1 lot Fancy Prunes, only 6c per lb.
1 lot Japan Rice, only 5c per lb.
3-lb can Tomatoes, solid packed 10c a can.
Our regular 15c Coflee now only 10c a lb.
will be called promptly at 3 #9
Got Nice String of Bass.
Landlord Burns, of ttvj Lake
shore hotel and a party of frionds
spent yesterday bass fishing at
Ten Mile lake and returned last
night with one of the finest
strings of bass brought to Be
midji insome time. They fished
only a short time yesterday
morning but had excellent
Continuance 1st Anniversary Sale!
AH hand-tailored, se
lected patterns of the
finest woolens in all
shapes, in regular or
extra sizes single or
double breasted stales
garments of distinc
tion, elegance and ar
Values simply un
best opportunity ever.
offered.
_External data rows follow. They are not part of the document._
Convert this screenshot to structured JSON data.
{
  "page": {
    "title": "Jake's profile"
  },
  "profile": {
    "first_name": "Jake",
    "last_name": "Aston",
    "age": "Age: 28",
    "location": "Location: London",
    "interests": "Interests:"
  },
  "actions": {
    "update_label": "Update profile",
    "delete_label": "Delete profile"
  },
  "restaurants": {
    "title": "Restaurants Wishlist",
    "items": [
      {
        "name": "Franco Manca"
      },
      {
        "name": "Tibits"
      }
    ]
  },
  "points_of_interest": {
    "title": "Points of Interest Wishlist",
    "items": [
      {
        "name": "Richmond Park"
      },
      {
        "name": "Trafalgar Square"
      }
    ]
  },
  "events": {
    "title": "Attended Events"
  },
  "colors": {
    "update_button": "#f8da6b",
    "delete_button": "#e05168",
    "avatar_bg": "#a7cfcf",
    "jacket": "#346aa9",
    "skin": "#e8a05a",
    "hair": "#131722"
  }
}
Truly super
ior to most clothiers'
$18 and $20 values, at
FREE! Another .ship-
ment of beautiful
cut glass Tumb-
ants free with
each purchase of
Five Dollars or
Is the comment on the new
Sepia Tone Portraits at
I*. i''&v 'he praise of the
A'"-': IMatino Prints
'i ,i a i!i3 LAKESIDE
lit! Call unri suo us. You are ever welcome.
S 3 M. J. M0KSE, Proprietor.
Largest and most attractive sale, of high char-
acter Stein-Bloch and B. Kuppenheimer & 4
Co/s Suits, Top Coats and Cravenettes
ever offered in Bemidji at ^Jf 1-F
Ives' ice cream always on hand
at the Lakeside Bakery.
Closes at 7:30
Will Pay Days
Schneiders' Regent Shoes.
These famous easy fitting^g^
here. We are convinced that ,&
the values are unequaled 16
styles in all sorts of leather,
black or tan, high or low cut,
all sizes and widths every
jpair guaranteed clioiGe. for